YOUR OBJECTIVE:
Wherever a line in the data holds the word "AREAS", pull that line out.
*** ENTRIES SUPPLIED
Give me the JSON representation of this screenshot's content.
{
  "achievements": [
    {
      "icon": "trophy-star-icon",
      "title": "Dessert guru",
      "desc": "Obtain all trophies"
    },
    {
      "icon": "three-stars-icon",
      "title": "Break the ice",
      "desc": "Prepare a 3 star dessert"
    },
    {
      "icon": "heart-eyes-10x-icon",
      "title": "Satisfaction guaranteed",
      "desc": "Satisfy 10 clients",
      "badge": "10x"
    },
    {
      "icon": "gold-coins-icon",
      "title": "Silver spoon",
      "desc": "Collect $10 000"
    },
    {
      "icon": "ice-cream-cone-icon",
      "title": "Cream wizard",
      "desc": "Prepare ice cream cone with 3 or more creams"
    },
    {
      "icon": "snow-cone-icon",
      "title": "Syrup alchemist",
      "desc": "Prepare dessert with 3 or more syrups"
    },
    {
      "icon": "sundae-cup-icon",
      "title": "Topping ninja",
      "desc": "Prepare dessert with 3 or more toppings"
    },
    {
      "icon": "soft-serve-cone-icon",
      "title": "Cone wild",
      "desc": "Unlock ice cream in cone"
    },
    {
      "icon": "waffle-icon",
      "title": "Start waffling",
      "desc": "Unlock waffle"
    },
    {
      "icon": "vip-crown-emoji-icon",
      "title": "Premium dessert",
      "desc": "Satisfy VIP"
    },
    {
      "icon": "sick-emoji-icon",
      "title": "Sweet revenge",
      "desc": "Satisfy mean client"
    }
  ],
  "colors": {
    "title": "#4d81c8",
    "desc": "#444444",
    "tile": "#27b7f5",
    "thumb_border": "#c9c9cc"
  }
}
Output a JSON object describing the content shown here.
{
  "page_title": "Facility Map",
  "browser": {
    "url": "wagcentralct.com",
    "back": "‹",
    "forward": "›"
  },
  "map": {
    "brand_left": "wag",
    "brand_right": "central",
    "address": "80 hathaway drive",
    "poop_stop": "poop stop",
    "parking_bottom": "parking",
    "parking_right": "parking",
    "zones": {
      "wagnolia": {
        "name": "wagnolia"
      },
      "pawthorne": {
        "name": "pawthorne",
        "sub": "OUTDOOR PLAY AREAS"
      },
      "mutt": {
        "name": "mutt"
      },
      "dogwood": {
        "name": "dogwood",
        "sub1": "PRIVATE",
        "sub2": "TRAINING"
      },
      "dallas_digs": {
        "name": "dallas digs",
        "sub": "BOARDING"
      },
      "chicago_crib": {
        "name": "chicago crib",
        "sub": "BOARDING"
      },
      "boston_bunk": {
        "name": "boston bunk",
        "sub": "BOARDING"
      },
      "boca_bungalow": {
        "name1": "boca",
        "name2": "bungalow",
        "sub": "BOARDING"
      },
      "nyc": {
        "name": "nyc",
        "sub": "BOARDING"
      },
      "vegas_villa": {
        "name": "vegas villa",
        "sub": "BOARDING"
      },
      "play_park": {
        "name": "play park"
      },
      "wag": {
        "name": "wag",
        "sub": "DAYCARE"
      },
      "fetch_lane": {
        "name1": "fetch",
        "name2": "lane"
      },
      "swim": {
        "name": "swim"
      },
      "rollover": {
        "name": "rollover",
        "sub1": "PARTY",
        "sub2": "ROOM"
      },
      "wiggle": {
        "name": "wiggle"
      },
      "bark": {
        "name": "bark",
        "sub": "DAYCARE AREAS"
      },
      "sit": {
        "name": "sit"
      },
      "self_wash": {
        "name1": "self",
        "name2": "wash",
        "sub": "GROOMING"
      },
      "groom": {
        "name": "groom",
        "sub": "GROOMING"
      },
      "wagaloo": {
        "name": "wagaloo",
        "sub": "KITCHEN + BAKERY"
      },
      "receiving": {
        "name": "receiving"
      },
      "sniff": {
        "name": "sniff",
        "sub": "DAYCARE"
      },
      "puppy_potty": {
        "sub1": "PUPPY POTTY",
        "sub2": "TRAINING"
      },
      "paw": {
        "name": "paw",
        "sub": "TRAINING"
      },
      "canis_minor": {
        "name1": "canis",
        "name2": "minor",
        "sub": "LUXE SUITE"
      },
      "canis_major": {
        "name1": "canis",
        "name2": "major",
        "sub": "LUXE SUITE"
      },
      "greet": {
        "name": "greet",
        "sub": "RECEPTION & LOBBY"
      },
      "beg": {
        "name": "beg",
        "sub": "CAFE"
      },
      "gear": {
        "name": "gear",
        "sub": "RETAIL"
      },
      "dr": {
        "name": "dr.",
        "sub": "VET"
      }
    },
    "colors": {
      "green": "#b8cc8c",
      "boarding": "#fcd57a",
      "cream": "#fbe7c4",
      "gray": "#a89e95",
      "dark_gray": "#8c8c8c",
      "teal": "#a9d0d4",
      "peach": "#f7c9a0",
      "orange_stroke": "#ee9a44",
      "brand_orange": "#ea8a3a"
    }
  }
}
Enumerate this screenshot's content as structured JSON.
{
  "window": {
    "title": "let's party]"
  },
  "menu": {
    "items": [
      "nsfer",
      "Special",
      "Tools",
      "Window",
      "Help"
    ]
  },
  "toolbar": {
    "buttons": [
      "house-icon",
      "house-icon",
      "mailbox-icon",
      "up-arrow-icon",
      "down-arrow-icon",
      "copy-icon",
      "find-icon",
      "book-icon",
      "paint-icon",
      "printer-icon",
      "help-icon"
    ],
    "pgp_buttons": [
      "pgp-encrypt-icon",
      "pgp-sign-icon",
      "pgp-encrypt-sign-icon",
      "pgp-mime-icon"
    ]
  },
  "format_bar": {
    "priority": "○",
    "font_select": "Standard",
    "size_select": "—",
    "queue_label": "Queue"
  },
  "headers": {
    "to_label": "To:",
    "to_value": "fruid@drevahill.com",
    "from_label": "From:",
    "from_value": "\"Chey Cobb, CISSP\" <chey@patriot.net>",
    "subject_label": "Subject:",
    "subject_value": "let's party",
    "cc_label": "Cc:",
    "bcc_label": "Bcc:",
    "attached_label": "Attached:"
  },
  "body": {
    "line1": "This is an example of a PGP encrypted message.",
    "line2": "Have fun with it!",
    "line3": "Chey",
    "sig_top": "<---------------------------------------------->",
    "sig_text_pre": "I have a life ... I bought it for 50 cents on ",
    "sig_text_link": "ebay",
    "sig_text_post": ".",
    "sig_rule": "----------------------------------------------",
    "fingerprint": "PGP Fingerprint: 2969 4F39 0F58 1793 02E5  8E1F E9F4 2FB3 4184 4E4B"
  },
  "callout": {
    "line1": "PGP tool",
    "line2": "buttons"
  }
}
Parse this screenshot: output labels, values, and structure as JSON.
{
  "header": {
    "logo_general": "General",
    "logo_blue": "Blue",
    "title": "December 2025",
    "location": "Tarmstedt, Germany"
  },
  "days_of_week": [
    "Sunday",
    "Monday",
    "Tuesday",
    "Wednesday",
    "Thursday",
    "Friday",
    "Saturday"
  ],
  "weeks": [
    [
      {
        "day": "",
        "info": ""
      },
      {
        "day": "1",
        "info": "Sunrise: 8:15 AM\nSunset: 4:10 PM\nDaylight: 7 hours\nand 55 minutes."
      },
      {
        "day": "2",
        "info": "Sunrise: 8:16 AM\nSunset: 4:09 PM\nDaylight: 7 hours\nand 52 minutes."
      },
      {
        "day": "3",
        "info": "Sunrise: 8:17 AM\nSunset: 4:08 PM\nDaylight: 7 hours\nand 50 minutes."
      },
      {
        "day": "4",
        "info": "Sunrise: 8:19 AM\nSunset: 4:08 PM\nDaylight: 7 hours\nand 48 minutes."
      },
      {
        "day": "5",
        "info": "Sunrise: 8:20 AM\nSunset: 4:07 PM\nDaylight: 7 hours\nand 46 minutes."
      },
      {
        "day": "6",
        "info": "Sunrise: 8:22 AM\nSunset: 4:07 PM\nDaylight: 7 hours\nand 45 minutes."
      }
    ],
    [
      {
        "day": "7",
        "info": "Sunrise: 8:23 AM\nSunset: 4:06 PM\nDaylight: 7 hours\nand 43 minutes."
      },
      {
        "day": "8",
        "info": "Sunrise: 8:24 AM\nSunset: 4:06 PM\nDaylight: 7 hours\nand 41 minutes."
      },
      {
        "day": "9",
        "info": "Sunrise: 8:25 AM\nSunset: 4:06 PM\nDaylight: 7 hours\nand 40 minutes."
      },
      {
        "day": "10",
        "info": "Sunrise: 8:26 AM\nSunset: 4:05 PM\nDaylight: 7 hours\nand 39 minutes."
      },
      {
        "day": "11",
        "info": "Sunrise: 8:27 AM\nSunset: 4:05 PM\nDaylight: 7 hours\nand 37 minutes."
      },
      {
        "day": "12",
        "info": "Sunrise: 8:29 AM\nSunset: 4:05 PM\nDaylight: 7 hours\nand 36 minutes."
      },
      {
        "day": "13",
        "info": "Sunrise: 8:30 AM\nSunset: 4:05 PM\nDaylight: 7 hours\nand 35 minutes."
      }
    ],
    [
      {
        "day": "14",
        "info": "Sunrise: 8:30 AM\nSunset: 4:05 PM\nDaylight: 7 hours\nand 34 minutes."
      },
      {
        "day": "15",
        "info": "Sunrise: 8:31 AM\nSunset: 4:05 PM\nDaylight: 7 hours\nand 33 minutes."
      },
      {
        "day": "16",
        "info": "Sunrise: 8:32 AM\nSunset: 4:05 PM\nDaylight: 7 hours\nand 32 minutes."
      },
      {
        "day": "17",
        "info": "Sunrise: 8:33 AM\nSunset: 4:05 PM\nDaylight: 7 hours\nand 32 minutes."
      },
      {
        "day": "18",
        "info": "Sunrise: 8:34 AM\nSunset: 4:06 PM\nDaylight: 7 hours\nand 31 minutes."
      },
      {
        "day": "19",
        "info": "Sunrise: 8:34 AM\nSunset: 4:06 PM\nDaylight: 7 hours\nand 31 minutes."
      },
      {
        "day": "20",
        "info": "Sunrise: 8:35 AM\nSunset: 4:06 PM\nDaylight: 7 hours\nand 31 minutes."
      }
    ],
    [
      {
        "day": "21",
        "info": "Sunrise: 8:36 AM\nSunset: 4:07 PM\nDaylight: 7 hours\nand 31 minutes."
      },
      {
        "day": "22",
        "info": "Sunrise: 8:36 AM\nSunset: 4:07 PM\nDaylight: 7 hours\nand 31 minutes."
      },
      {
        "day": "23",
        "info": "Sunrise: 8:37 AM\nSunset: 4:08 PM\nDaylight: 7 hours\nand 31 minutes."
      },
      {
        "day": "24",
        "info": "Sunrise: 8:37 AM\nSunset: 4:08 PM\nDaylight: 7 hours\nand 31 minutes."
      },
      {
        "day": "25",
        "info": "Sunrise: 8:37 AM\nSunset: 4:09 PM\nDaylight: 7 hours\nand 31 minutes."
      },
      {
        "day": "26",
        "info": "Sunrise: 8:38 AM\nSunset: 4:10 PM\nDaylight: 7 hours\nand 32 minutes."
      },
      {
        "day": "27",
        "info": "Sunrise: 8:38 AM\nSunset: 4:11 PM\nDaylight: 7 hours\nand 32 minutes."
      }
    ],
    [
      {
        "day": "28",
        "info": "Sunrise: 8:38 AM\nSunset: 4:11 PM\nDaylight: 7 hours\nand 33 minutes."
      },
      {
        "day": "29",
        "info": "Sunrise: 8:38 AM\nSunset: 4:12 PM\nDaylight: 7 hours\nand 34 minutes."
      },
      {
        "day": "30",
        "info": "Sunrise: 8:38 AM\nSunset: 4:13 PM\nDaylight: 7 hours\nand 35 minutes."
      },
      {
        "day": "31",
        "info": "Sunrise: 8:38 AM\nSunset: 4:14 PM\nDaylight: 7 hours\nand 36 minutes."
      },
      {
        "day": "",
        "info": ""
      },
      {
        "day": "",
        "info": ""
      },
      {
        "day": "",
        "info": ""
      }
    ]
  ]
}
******
EXERCISE OUTPUT:
        "sub": "OUTDOOR PLAY AREAS"
        "sub": "DAYCARE AREAS"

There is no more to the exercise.